PROBLEM STATEMENT: Set the entries below down again, please. Match them exactly.

MATERIAL FOR THIS TASK:
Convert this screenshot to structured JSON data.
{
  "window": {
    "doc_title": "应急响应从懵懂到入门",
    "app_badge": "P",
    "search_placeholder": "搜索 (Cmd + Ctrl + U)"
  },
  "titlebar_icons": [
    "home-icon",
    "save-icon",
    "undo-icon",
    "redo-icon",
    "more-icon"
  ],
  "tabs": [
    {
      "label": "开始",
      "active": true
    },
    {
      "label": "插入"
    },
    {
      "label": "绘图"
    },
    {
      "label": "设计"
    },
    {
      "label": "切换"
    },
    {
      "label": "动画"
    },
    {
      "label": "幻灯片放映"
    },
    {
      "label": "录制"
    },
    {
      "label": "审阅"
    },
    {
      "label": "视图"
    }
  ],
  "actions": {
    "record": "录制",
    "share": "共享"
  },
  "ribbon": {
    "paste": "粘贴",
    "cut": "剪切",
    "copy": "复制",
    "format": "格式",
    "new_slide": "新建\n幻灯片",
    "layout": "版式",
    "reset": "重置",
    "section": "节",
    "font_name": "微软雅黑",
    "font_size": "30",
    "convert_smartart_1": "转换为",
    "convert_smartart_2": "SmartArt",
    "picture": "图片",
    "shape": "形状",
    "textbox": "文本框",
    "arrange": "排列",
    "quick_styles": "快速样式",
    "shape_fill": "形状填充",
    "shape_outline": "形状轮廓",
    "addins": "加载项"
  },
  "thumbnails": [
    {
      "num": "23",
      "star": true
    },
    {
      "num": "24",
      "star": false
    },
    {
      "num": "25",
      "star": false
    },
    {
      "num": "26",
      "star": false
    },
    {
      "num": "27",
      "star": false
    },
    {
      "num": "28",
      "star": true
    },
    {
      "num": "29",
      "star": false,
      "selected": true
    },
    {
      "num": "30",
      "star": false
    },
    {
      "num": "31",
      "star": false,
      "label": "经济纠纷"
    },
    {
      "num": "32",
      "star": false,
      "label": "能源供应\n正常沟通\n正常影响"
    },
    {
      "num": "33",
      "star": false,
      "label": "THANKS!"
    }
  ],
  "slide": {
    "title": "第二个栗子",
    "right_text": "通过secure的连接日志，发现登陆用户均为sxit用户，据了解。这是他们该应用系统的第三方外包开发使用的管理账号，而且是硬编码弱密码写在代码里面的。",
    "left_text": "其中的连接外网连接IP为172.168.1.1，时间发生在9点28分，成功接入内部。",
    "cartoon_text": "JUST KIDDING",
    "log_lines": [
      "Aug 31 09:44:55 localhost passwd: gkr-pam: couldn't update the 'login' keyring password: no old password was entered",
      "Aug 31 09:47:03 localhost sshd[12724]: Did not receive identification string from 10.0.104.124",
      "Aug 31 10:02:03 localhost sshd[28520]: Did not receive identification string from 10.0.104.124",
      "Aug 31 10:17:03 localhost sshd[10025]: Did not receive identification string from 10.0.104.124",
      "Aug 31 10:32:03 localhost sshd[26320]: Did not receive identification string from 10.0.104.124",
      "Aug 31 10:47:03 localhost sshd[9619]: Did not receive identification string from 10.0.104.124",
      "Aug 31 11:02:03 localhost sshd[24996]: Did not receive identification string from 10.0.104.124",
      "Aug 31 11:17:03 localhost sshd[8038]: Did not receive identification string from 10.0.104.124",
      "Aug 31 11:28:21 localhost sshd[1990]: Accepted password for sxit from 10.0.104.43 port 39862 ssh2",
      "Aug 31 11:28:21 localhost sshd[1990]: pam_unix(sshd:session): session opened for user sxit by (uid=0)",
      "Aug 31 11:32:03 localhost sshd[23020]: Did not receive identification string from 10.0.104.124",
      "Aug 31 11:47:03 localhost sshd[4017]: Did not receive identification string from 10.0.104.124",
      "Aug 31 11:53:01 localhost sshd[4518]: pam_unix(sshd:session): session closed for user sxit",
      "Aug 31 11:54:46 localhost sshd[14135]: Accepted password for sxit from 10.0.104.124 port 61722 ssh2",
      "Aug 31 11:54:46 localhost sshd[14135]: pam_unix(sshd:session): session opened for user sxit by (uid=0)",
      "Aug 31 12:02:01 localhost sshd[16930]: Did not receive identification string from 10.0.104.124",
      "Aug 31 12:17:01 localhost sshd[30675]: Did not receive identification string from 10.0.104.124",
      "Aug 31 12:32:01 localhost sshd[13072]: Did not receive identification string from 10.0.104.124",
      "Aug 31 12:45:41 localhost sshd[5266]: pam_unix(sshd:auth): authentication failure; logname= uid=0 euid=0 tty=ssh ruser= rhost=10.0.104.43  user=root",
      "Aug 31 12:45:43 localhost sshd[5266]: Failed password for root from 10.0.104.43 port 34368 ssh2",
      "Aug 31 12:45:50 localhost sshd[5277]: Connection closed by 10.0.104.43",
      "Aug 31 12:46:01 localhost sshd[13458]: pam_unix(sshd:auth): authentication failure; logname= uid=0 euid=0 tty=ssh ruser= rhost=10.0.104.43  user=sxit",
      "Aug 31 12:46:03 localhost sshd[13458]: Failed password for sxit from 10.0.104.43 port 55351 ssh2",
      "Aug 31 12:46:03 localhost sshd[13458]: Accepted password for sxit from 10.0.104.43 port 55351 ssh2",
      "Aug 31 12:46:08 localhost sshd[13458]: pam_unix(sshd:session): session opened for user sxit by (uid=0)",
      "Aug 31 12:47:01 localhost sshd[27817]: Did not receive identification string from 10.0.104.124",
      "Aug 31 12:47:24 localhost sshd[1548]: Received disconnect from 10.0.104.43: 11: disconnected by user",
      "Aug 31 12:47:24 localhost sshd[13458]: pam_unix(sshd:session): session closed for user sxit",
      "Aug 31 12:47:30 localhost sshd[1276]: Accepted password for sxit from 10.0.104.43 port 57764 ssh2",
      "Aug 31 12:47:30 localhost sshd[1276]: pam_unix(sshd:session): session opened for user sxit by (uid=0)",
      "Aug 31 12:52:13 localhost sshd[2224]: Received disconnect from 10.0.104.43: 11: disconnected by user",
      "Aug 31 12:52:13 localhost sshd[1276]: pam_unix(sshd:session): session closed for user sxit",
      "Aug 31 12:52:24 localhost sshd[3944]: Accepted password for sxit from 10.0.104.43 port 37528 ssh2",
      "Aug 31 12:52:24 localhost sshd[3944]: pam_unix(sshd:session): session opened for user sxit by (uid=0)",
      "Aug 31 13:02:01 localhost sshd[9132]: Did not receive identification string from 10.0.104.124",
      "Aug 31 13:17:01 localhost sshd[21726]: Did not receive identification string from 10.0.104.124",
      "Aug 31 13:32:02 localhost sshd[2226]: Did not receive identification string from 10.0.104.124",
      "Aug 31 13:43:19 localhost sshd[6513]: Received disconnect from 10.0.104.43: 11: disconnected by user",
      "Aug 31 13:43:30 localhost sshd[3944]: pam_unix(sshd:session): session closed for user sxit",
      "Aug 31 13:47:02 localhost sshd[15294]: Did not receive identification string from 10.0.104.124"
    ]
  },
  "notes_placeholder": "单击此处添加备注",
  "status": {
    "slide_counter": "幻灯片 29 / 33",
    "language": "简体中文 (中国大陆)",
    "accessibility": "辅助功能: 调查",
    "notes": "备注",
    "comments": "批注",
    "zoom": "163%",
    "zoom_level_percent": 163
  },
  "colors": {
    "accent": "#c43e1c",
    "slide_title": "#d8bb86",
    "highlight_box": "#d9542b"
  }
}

RESULT OF THIS TASK:
Convert this screenshot to structured JSON data.
{
  "window": {
    "doc_title": "应急响应从懵懂到入门",
    "app_badge": "P",
    "search_placeholder": "搜索 (Cmd + Ctrl + U)"
  },
  "titlebar_icons": [
    "home-icon",
    "save-icon",
    "undo-icon",
    "redo-icon",
    "more-icon"
  ],
  "tabs": [
    {
      "label": "开始",
      "active": true
    },
    {
      "label": "插入"
    },
    {
      "label": "绘图"
    },
    {
      "label": "设计"
    },
    {
      "label": "切换"
    },
    {
      "label": "动画"
    },
    {
      "label": "幻灯片放映"
    },
    {
      "label": "录制"
    },
    {
      "label": "审阅"
    },
    {
      "label": "视图"
    }
  ],
  "actions": {
    "record": "录制",
    "share": "共享"
  },
  "ribbon": {
    "paste": "粘贴",
    "cut": "剪切",
    "copy": "复制",
    "format": "格式",
    "new_slide": "新建\n幻灯片",
    "layout": "版式",
    "reset": "重置",
    "section": "节",
    "font_name": "微软雅黑",
    "font_size": "30",
    "convert_smartart_1": "转换为",
    "convert_smartart_2": "SmartArt",
    "picture": "图片",
    "shape": "形状",
    "textbox": "文本框",
    "arrange": "排列",
    "quick_styles": "快速样式",
    "shape_fill": "形状填充",
    "shape_outline": "形状轮廓",
    "addins": "加载项"
  },
  "thumbnails": [
    {
      "num": "23",
      "star": true
    },
    {
      "num": "24",
      "star": false
    },
    {
      "num": "25",
      "star": false
    },
    {
      "num": "26",
      "star": false
    },
    {
      "num": "27",
      "star": false
    },
    {
      "num": "28",
      "star": true
    },
    {
      "num": "29",
      "star": false,
      "selected": true
    },
    {
      "num": "30",
      "star": false
    },
    {
      "num": "31",
      "star": false,
      "label": "经济纠纷"
    },
    {
      "num": "32",
      "star": false,
      "label": "能源供应\n正常沟通\n正常影响"
    },
    {
      "num": "33",
      "star": false,
      "label": "THANKS!"
    }
  ],
  "slide": {
    "title": "第二个栗子",
    "right_text": "通过secure的连接日志，发现登陆用户均为sxit用户，据了解。这是他们该应用系统的第三方外包开发使用的管理账号，而且是硬编码弱密码写在代码里面的。",
    "left_text": "其中的连接外网连接IP为172.168.1.1，时间发生在9点28分，成功接入内部。",
    "cartoon_text": "JUST KIDDING",
    "log_lines": [
      "Aug 31 09:44:55 localhost passwd: gkr-pam: couldn't update the 'login' keyring password: no old password was entered",
      "Aug 31 09:47:03 localhost sshd[12724]: Did not receive identification string from 10.0.104.124",
      "Aug 31 10:02:03 localhost sshd[28520]: Did not receive identification string from 10.0.104.124",
      "Aug 31 10:17:03 localhost sshd[10025]: Did not receive identification string from 10.0.104.124",
      "Aug 31 10:32:03 localhost sshd[26320]: Did not receive identification string from 10.0.104.124",
      "Aug 31 10:47:03 localhost sshd[9619]: Did not receive identification string from 10.0.104.124",
      "Aug 31 11:02:03 localhost sshd[24996]: Did not receive identification string from 10.0.104.124",
      "Aug 31 11:17:03 localhost sshd[8038]: Did not receive identification string from 10.0.104.124",
      "Aug 31 11:28:21 localhost sshd[1990]: Accepted password for sxit from 10.0.104.43 port 39862 ssh2",
      "Aug 31 11:28:21 localhost sshd[1990]: pam_unix(sshd:session): session opened for user sxit by (uid=0)",
      "Aug 31 11:32:03 localhost sshd[23020]: Did not receive identification string from 10.0.104.124",
      "Aug 31 11:47:03 localhost sshd[4017]: Did not receive identification string from 10.0.104.124",
      "Aug 31 11:53:01 localhost sshd[4518]: pam_unix(sshd:session): session closed for user sxit",
      "Aug 31 11:54:46 localhost sshd[14135]: Accepted password for sxit from 10.0.104.124 port 61722 ssh2",
      "Aug 31 11:54:46 localhost sshd[14135]: pam_unix(sshd:session): session opened for user sxit by (uid=0)",
      "Aug 31 12:02:01 localhost sshd[16930]: Did not receive identification string from 10.0.104.124",
      "Aug 31 12:17:01 localhost sshd[30675]: Did not receive identification string from 10.0.104.124",
      "Aug 31 12:32:01 localhost sshd[13072]: Did not receive identification string from 10.0.104.124",
      "Aug 31 12:45:41 localhost sshd[5266]: pam_unix(sshd:auth): authentication failure; logname= uid=0 euid=0 tty=ssh ruser= rhost=10.0.104.43  user=root",
      "Aug 31 12:45:43 localhost sshd[5266]: Failed password for root from 10.0.104.43 port 34368 ssh2",
      "Aug 31 12:45:50 localhost sshd[5277]: Connection closed by 10.0.104.43",
      "Aug 31 12:46:01 localhost sshd[13458]: pam_unix(sshd:auth): authentication failure; logname= uid=0 euid=0 tty=ssh ruser= rhost=10.0.104.43  user=sxit",
      "Aug 31 12:46:03 localhost sshd[13458]: Failed password for sxit from 10.0.104.43 port 55351 ssh2",
      "Aug 31 12:46:03 localhost sshd[13458]: Accepted password for sxit from 10.0.104.43 port 55351 ssh2",
      "Aug 31 12:46:08 localhost sshd[13458]: pam_unix(sshd:session): session opened for user sxit by (uid=0)",
      "Aug 31 12:47:01 localhost sshd[27817]: Did not receive identification string from 10.0.104.124",
      "Aug 31 12:47:24 localhost sshd[1548]: Received disconnect from 10.0.104.43: 11: disconnected by user",
      "Aug 31 12:47:24 localhost sshd[13458]: pam_unix(sshd:session): session closed for user sxit",
      "Aug 31 12:47:30 localhost sshd[1276]: Accepted password for sxit from 10.0.104.43 port 57764 ssh2",
      "Aug 31 12:47:30 localhost sshd[1276]: pam_unix(sshd:session): session opened for user sxit by (uid=0)",
      "Aug 31 12:52:13 localhost sshd[2224]: Received disconnect from 10.0.104.43: 11: disconnected by user",
      "Aug 31 12:52:13 localhost sshd[1276]: pam_unix(sshd:session): session closed for user sxit",
      "Aug 31 12:52:24 localhost sshd[3944]: Accepted password for sxit from 10.0.104.43 port 37528 ssh2",
      "Aug 31 12:52:24 localhost sshd[3944]: pam_unix(sshd:session): session opened for user sxit by (uid=0)",
      "Aug 31 13:02:01 localhost sshd[9132]: Did not receive identification string from 10.0.104.124",
      "Aug 31 13:17:01 localhost sshd[21726]: Did not receive identification string from 10.0.104.124",
      "Aug 31 13:32:02 localhost sshd[2226]: Did not receive identification string from 10.0.104.124",
      "Aug 31 13:43:19 localhost sshd[6513]: Received disconnect from 10.0.104.43: 11: disconnected by user",
      "Aug 31 13:43:30 localhost sshd[3944]: pam_unix(sshd:session): session closed for user sxit",
      "Aug 31 13:47:02 localhost sshd[15294]: Did not receive identification string from 10.0.104.124"
    ]
  },
  "notes_placeholder": "单击此处添加备注",
  "status": {
    "slide_counter": "幻灯片 29 / 33",
    "language": "简体中文 (中国大陆)",
    "accessibility": "辅助功能: 调查",
    "notes": "备注",
    "comments": "批注",
    "zoom": "163%",
    "zoom_level_percent": 163
  },
  "colors": {
    "accent": "#c43e1c",
    "slide_title": "#d8bb86",
    "highlight_box": "#d9542b"
  }
}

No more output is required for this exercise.